From the entries below, gather each line containing the word "this".

--- DATASET ---

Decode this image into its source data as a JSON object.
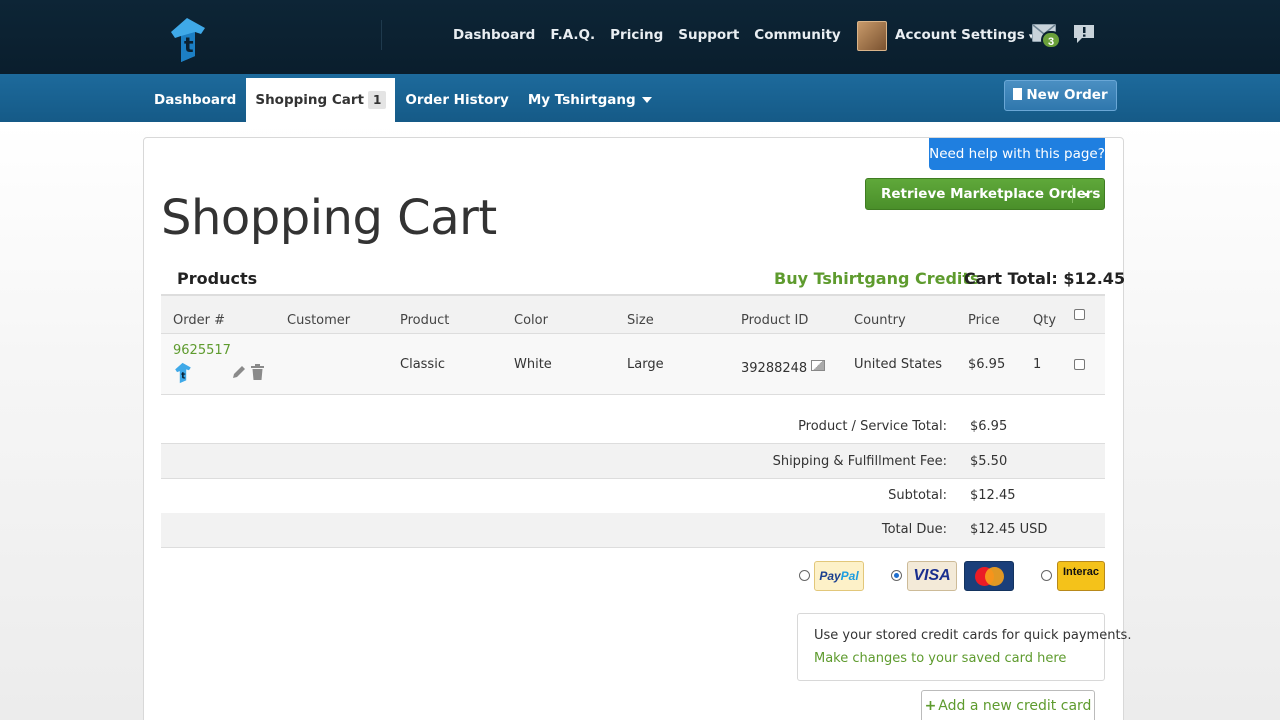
{
  "topnav": {
    "links": [
      "Dashboard",
      "F.A.Q.",
      "Pricing",
      "Support",
      "Community"
    ],
    "account_label": "Account Settings",
    "caret": "▾",
    "mail_count": "3"
  },
  "subnav": {
    "items": [
      "Dashboard",
      "Shopping Cart",
      "Order History",
      "My Tshirtgang"
    ],
    "cart_count": "1",
    "new_order_label": "New Order"
  },
  "page": {
    "help_label": "Need help with this page?",
    "retrieve_label": "Retrieve Marketplace Orders",
    "title": "Shopping Cart",
    "products_label": "Products",
    "buy_credits_label": "Buy Tshirtgang Credits",
    "cart_total_label": "Cart Total: $12.45"
  },
  "table": {
    "headers": [
      "Order #",
      "Customer",
      "Product",
      "Color",
      "Size",
      "Product ID",
      "Country",
      "Price",
      "Qty"
    ],
    "rows": [
      {
        "order": "9625517",
        "customer": "",
        "product": "Classic",
        "color": "White",
        "size": "Large",
        "product_id": "39288248",
        "country": "United States",
        "price": "$6.95",
        "qty": "1"
      }
    ]
  },
  "summary": [
    {
      "label": "Product / Service Total:",
      "value": "$6.95"
    },
    {
      "label": "Shipping & Fulfillment Fee:",
      "value": "$5.50"
    },
    {
      "label": "Subtotal:",
      "value": "$12.45"
    },
    {
      "label": "Total Due:",
      "value": "$12.45 USD"
    }
  ],
  "payment": {
    "paypal_a": "Pay",
    "paypal_b": "Pal",
    "visa": "VISA",
    "interac": "Interac",
    "selected": "card"
  },
  "stored": {
    "text": "Use your stored credit cards for quick payments.",
    "link": "Make changes to your saved card here",
    "add_label": "Add a new credit card",
    "plus": "+"
  },
  "colors": {
    "accent_green": "#5e9b2e",
    "nav_blue": "#1d6a9c",
    "help_blue": "#1f7fe0"
  }
}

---

__REPLY__
Decode this image into its source data as a JSON object.
    "help_label": "Need help with this page?",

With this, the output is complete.